But it should be remembered that the chain of command -- from General Patreaus, Commanding General of CENTCOM, to Chairman Joint Chiefs of Staff Admiral Mullen, then Secretary of Defense Gates, and finally General Jim Jones, Director National Security Council and the Commander-in-Chief President Obama -- all signed off on the restrictive restraints.

But independent of the Afghanistan ROE debate, the harsh and unforgiving reality is that after relieving General McChrystal, the president and his team created a new and much more important problem by racing to solve their immediate PR issue.

An extremely deadly combat confrontation may be coming soon, with a world-altering, historic military clash. There are numerous current, worldwide, credible reports of military preparations indicating a major combat engagement brewing between Israel and Iran.

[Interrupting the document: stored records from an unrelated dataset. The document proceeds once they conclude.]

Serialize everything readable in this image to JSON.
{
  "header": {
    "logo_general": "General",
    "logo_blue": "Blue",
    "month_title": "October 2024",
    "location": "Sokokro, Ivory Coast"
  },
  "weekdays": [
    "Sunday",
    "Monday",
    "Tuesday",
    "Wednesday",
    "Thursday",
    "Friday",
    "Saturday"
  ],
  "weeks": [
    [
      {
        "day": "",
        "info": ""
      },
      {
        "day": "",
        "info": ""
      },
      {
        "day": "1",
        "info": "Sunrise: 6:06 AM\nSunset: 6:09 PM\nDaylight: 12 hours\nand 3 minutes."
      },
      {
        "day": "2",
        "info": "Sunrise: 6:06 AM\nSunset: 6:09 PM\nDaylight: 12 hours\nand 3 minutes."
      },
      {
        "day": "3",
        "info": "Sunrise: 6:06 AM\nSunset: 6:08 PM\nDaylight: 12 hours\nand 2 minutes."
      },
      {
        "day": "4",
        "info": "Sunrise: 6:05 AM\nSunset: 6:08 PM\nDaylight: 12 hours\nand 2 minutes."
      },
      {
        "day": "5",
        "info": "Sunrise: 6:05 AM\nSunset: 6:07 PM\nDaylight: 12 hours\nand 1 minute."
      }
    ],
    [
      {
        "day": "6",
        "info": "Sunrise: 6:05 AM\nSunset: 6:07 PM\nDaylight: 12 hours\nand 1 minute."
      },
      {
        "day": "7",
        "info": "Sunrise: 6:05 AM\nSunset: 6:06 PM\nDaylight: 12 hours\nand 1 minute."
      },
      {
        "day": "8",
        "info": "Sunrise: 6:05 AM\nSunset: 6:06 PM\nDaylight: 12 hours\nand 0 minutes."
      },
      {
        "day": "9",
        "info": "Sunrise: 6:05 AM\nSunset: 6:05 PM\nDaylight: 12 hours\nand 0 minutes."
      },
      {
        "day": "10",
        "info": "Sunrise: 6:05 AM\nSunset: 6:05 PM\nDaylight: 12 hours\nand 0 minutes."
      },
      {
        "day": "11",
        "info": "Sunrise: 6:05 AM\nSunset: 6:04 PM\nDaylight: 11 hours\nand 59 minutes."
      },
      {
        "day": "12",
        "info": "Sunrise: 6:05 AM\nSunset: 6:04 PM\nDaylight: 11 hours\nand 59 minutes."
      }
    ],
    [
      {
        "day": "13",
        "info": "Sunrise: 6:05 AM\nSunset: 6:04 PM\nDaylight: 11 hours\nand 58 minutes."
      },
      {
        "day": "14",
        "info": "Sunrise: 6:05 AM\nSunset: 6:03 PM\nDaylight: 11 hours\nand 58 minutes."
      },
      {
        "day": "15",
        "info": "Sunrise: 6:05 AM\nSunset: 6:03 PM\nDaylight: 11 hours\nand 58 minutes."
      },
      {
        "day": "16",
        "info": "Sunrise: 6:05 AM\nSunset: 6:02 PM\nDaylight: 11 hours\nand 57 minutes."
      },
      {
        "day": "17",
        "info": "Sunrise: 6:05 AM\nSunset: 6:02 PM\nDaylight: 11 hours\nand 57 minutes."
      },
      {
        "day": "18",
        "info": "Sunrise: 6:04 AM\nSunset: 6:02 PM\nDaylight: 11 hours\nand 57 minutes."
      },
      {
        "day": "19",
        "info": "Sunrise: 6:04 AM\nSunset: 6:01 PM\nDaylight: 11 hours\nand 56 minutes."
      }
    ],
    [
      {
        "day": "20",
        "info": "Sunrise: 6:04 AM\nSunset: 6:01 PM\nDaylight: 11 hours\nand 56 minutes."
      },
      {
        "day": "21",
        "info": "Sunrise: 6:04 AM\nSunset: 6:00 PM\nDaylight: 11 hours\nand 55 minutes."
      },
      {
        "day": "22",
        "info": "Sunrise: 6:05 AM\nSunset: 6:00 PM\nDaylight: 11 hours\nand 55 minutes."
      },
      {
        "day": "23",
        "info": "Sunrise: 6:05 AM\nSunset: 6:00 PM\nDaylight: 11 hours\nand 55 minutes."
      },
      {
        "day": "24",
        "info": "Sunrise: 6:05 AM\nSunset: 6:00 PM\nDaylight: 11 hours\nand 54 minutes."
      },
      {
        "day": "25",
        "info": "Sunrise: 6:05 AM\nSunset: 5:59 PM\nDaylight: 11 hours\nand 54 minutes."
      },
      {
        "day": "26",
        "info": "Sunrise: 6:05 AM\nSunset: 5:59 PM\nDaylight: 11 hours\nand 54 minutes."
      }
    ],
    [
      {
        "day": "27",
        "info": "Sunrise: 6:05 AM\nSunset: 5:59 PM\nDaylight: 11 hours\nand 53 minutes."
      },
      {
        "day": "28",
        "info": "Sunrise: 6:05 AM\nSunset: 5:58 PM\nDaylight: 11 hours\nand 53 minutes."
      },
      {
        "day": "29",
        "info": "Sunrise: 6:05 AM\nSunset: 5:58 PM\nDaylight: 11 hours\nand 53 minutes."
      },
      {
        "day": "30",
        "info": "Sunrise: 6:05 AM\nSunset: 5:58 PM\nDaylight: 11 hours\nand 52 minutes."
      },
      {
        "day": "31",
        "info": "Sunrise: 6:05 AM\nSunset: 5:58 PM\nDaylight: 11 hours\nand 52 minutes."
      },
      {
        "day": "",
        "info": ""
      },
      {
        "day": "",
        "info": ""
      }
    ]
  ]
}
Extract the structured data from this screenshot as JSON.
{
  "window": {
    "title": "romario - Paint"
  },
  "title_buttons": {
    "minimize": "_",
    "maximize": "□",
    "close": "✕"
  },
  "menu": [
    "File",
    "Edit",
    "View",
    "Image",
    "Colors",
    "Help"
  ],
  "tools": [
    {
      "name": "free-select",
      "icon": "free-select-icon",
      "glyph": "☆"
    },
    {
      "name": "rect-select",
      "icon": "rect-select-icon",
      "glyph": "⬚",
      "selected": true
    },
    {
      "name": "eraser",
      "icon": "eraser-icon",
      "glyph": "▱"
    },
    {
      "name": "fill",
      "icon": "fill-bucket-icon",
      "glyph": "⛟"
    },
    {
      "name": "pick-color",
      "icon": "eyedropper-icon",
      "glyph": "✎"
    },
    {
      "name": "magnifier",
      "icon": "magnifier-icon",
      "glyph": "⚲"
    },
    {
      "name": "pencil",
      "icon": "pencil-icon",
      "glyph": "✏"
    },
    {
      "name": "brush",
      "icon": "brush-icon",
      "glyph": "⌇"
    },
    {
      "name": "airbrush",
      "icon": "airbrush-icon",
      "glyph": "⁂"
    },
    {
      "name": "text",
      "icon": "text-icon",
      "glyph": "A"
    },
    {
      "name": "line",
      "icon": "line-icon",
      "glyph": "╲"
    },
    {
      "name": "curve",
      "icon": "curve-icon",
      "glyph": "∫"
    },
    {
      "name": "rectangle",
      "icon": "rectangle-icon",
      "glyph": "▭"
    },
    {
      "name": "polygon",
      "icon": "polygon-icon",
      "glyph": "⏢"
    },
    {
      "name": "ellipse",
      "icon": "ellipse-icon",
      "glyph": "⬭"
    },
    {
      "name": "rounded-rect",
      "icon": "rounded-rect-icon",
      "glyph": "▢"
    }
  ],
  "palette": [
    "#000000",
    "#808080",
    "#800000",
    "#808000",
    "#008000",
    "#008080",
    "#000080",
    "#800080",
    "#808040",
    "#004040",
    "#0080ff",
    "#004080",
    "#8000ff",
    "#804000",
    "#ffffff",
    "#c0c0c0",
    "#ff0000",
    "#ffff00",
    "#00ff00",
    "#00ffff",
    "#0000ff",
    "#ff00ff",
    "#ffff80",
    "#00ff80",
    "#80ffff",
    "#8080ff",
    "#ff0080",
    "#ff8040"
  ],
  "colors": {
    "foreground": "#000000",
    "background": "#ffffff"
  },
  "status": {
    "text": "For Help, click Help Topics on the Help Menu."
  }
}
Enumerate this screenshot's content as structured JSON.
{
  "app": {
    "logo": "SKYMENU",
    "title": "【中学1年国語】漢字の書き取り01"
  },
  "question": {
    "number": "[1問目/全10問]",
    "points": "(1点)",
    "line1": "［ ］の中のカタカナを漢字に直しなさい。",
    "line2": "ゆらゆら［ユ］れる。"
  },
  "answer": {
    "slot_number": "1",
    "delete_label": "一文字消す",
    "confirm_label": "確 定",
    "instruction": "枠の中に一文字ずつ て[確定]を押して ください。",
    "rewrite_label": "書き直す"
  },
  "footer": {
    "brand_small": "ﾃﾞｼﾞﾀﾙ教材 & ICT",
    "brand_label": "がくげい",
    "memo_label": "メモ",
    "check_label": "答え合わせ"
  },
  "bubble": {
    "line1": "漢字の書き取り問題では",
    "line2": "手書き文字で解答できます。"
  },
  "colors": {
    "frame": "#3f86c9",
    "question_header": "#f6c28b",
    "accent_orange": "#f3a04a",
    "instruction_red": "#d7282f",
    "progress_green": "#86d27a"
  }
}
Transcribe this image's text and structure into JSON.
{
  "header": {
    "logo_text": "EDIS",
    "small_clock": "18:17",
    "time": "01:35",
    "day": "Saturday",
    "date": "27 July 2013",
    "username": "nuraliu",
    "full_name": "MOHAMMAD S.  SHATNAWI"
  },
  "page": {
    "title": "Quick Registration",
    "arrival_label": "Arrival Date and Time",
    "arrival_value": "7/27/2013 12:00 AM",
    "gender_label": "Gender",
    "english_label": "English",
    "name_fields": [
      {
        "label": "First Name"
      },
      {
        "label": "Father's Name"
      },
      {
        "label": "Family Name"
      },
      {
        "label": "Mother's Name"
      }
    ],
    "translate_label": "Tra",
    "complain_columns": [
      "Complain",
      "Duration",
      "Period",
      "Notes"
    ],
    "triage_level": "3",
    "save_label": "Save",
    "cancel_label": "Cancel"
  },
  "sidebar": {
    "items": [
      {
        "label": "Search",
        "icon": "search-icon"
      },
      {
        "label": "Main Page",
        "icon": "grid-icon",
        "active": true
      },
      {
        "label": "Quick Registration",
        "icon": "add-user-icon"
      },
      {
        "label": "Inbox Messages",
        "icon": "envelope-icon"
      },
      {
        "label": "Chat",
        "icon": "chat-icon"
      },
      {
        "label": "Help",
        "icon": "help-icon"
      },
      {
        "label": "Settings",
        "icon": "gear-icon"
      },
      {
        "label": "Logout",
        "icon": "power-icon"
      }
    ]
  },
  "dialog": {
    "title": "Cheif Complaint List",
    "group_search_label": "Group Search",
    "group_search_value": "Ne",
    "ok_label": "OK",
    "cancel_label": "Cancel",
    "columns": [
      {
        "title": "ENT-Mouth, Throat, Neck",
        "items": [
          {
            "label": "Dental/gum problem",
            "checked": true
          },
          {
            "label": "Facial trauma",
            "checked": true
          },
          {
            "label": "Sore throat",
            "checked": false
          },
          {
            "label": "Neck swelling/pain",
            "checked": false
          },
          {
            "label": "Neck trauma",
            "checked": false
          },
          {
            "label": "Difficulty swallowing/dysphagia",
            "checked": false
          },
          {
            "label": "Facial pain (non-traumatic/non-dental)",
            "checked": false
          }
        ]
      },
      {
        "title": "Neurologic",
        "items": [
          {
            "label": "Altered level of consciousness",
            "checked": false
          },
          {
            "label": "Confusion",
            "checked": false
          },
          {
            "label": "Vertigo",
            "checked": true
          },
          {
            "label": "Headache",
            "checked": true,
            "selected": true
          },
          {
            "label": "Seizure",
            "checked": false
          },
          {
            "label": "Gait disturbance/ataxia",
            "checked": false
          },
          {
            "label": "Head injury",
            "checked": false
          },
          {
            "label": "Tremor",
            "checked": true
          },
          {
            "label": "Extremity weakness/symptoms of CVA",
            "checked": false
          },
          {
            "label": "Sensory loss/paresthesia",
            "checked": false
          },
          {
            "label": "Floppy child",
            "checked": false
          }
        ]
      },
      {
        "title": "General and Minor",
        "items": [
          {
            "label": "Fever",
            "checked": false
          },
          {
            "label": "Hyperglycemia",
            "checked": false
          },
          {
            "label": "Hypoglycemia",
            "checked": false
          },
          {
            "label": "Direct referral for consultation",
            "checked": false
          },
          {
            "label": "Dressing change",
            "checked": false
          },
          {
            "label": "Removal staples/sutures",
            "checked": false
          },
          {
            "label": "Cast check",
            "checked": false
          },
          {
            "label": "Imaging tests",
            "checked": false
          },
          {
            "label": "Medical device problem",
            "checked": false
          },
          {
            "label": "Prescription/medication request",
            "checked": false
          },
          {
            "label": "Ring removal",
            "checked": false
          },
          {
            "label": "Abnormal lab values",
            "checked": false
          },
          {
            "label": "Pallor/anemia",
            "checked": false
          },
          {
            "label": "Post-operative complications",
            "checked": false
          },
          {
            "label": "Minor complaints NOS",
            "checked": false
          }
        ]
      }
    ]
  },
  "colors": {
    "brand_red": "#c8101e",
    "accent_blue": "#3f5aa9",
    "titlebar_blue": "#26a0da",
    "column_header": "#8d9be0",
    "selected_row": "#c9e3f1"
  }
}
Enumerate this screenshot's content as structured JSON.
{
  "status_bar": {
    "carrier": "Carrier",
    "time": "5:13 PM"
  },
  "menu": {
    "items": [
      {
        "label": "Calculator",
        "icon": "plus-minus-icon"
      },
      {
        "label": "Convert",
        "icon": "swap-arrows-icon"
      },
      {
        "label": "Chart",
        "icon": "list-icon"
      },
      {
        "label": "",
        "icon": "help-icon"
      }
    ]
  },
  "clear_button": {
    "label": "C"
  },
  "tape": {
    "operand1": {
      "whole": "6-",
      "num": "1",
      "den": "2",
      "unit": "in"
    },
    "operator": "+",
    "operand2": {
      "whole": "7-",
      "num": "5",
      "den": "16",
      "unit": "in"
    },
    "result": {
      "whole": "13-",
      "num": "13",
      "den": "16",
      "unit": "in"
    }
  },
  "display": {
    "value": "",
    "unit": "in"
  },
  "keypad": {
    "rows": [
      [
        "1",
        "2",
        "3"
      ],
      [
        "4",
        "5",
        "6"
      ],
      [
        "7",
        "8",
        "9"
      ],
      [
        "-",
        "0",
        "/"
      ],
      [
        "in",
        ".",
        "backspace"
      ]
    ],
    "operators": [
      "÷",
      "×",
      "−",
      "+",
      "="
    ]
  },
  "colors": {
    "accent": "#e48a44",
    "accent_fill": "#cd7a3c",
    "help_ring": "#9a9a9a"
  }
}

If the Israeli Air Force flies into combat, how the U.S., People's Republic of China, Russia, and even North Korea factor in is anyone's guess. CENTCOM is now without a confirmed Commanding Admiral or General (with a name not even announced) and has one the most important missions in America's national security posture.

CENTCOM must always be ready to report and execute U.S. and allied actions needed to quickly and decisively address how the entire Arab and Islamic world will react to an IDF/Iran confrontation and the consequences for the world's oil supply.

So while the president and his team were focusing on a magazine article, the CENTCOM Theater, with responsibilities for the entire Middle East -- not just Afghanistan -- is really beginning to heat up, and events can spin out of control very fast.

It is a failure of leadership that the president and his team did not take all this into account before acting on just the General McCrystal problem. Quite possibly, like the delayed response to the U.S. Gulf oil disaster, the C.G. CENTCOM selection issue could fester while a major war in the Middle East is reaching a boiling point

Not a very impressive moment in American history, and the entire affair shows very shallow and dangerous strategic thinking and planning on the part of President Obama and his National Security team.